Definitions vary, but generally, peace of mind, serenity, and calmness are descriptions of a disposition free from the effects of stress or conflict. Many believe that inner peace is a state of consciousness or enlightenment that may be cultivated by various forms of training, such as prayer and meditation. Similarly, the state may be achieved through calming movement such as Tai Chi or yoga.
Buddhists believe that peace will be attained when all suffering ends. The idea is that suffering stems from cravings, aversions, or delusions. Leave these behind and you will experience peace.
Some call peace the absence of war or violence. Yet intuitively we know that peace more than the absence of something. Peace is a substance of its own.
Some believe peace comes through total involvement. Involvement distracts from the self. If you can let go of the self, you’ll experience peace. Yet you can’t find peace by simply distracting yourself from life. Virginia Woolf said, “You cannot find peace by avoiding life.”
The novelist Milan Kundera noted that “Dogs are our link to paradise. They don’t know evil or jealousy or discontent. To sit with a dog on a hillside on a glorious afternoon is to be back in Eden, where doing nothing was not boring – it was peace.”
Gautama Buddha put is most simply – and probably most correctly: “Peace comes from within. Do not seek it without.”
As for seeking peace, Mahatma Gandhi said, “There is no ‘way to peace,’ there is only peace.”

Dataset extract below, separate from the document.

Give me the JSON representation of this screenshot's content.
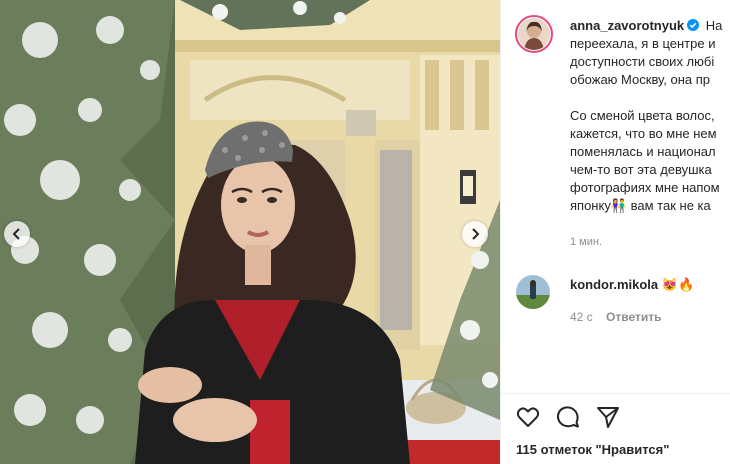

I believe all of creation is peace. When we see creation as something other than peace, we experience something other than peace. If we let go of that misperception, we create space. Peace will fill that space unless we fill that space with something else.